**DATA TO USE:**
========================

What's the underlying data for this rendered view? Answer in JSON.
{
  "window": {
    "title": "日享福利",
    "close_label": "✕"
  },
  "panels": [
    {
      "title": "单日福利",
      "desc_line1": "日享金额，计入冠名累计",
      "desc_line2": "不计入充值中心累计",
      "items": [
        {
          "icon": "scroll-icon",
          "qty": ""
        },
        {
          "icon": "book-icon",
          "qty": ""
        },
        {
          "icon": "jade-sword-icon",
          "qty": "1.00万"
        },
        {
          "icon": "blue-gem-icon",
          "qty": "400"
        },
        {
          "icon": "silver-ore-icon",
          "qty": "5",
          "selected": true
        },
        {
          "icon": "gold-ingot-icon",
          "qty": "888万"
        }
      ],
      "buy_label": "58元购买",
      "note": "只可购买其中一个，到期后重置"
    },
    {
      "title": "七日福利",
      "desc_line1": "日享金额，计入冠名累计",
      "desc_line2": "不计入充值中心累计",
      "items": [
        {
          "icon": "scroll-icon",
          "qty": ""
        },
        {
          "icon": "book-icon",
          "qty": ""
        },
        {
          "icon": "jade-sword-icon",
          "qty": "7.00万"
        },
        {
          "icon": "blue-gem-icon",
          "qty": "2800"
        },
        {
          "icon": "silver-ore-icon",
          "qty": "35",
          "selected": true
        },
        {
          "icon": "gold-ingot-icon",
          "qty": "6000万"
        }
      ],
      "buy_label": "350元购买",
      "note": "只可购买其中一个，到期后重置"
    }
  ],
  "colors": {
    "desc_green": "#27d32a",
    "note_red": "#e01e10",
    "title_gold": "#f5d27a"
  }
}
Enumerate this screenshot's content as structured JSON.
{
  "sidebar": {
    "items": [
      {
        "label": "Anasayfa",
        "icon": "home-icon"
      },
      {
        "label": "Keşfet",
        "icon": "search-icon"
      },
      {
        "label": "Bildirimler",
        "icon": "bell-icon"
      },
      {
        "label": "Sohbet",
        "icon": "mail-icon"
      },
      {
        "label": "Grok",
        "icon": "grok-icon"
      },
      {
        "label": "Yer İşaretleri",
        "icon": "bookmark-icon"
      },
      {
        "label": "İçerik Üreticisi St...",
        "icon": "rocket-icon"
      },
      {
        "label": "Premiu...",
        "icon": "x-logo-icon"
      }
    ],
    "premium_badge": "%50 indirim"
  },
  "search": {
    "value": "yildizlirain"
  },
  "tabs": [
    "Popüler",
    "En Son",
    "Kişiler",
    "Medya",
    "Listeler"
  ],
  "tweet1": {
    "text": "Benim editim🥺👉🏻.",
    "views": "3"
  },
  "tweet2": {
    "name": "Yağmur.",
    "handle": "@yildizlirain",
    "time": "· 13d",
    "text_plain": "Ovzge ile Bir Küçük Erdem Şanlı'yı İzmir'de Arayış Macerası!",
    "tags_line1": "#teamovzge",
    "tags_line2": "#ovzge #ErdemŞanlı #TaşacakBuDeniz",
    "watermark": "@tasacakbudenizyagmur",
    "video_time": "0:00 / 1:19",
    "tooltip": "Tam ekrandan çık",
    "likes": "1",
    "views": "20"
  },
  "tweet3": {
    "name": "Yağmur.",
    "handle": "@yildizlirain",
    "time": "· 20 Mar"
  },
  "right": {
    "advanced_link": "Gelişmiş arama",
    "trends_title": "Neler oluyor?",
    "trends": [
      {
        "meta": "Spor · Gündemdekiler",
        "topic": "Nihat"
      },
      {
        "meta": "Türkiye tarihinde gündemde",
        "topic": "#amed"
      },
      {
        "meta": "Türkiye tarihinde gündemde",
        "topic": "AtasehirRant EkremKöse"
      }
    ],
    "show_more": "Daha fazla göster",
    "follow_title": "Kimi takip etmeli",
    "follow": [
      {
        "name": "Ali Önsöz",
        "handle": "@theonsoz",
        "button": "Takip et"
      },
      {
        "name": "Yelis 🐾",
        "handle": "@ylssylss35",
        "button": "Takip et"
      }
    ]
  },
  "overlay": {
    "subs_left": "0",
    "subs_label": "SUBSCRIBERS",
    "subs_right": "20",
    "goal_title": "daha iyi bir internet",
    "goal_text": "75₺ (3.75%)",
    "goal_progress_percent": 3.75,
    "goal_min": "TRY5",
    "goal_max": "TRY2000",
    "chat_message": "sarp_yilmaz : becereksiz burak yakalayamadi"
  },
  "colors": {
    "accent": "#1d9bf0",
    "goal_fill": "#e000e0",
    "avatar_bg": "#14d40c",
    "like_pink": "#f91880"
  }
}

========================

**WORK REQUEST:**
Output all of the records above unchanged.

**WRITTEN REPLY:**
What's the underlying data for this rendered view? Answer in JSON.
{
  "window": {
    "title": "日享福利",
    "close_label": "✕"
  },
  "panels": [
    {
      "title": "单日福利",
      "desc_line1": "日享金额，计入冠名累计",
      "desc_line2": "不计入充值中心累计",
      "items": [
        {
          "icon": "scroll-icon",
          "qty": ""
        },
        {
          "icon": "book-icon",
          "qty": ""
        },
        {
          "icon": "jade-sword-icon",
          "qty": "1.00万"
        },
        {
          "icon": "blue-gem-icon",
          "qty": "400"
        },
        {
          "icon": "silver-ore-icon",
          "qty": "5",
          "selected": true
        },
        {
          "icon": "gold-ingot-icon",
          "qty": "888万"
        }
      ],
      "buy_label": "58元购买",
      "note": "只可购买其中一个，到期后重置"
    },
    {
      "title": "七日福利",
      "desc_line1": "日享金额，计入冠名累计",
      "desc_line2": "不计入充值中心累计",
      "items": [
        {
          "icon": "scroll-icon",
          "qty": ""
        },
        {
          "icon": "book-icon",
          "qty": ""
        },
        {
          "icon": "jade-sword-icon",
          "qty": "7.00万"
        },
        {
          "icon": "blue-gem-icon",
          "qty": "2800"
        },
        {
          "icon": "silver-ore-icon",
          "qty": "35",
          "selected": true
        },
        {
          "icon": "gold-ingot-icon",
          "qty": "6000万"
        }
      ],
      "buy_label": "350元购买",
      "note": "只可购买其中一个，到期后重置"
    }
  ],
  "colors": {
    "desc_green": "#27d32a",
    "note_red": "#e01e10",
    "title_gold": "#f5d27a"
  }
}
Enumerate this screenshot's content as structured JSON.
{
  "sidebar": {
    "items": [
      {
        "label": "Anasayfa",
        "icon": "home-icon"
      },
      {
        "label": "Keşfet",
        "icon": "search-icon"
      },
      {
        "label": "Bildirimler",
        "icon": "bell-icon"
      },
      {
        "label": "Sohbet",
        "icon": "mail-icon"
      },
      {
        "label": "Grok",
        "icon": "grok-icon"
      },
      {
        "label": "Yer İşaretleri",
        "icon": "bookmark-icon"
      },
      {
        "label": "İçerik Üreticisi St...",
        "icon": "rocket-icon"
      },
      {
        "label": "Premiu...",
        "icon": "x-logo-icon"
      }
    ],
    "premium_badge": "%50 indirim"
  },
  "search": {
    "value": "yildizlirain"
  },
  "tabs": [
    "Popüler",
    "En Son",
    "Kişiler",
    "Medya",
    "Listeler"
  ],
  "tweet1": {
    "text": "Benim editim🥺👉🏻.",
    "views": "3"
  },
  "tweet2": {
    "name": "Yağmur.",
    "handle": "@yildizlirain",
    "time": "· 13d",
    "text_plain": "Ovzge ile Bir Küçük Erdem Şanlı'yı İzmir'de Arayış Macerası!",
    "tags_line1": "#teamovzge",
    "tags_line2": "#ovzge #ErdemŞanlı #TaşacakBuDeniz",
    "watermark": "@tasacakbudenizyagmur",
    "video_time": "0:00 / 1:19",
    "tooltip": "Tam ekrandan çık",
    "likes": "1",
    "views": "20"
  },
  "tweet3": {
    "name": "Yağmur.",
    "handle": "@yildizlirain",
    "time": "· 20 Mar"
  },
  "right": {
    "advanced_link": "Gelişmiş arama",
    "trends_title": "Neler oluyor?",
    "trends": [
      {
        "meta": "Spor · Gündemdekiler",
        "topic": "Nihat"
      },
      {
        "meta": "Türkiye tarihinde gündemde",
        "topic": "#amed"
      },
      {
        "meta": "Türkiye tarihinde gündemde",
        "topic": "AtasehirRant EkremKöse"
      }
    ],
    "show_more": "Daha fazla göster",
    "follow_title": "Kimi takip etmeli",
    "follow": [
      {
        "name": "Ali Önsöz",
        "handle": "@theonsoz",
        "button": "Takip et"
      },
      {
        "name": "Yelis 🐾",
        "handle": "@ylssylss35",
        "button": "Takip et"
      }
    ]
  },
  "overlay": {
    "subs_left": "0",
    "subs_label": "SUBSCRIBERS",
    "subs_right": "20",
    "goal_title": "daha iyi bir internet",
    "goal_text": "75₺ (3.75%)",
    "goal_progress_percent": 3.75,
    "goal_min": "TRY5",
    "goal_max": "TRY2000",
    "chat_message": "sarp_yilmaz : becereksiz burak yakalayamadi"
  },
  "colors": {
    "accent": "#1d9bf0",
    "goal_fill": "#e000e0",
    "avatar_bg": "#14d40c",
    "like_pink": "#f91880"
  }
}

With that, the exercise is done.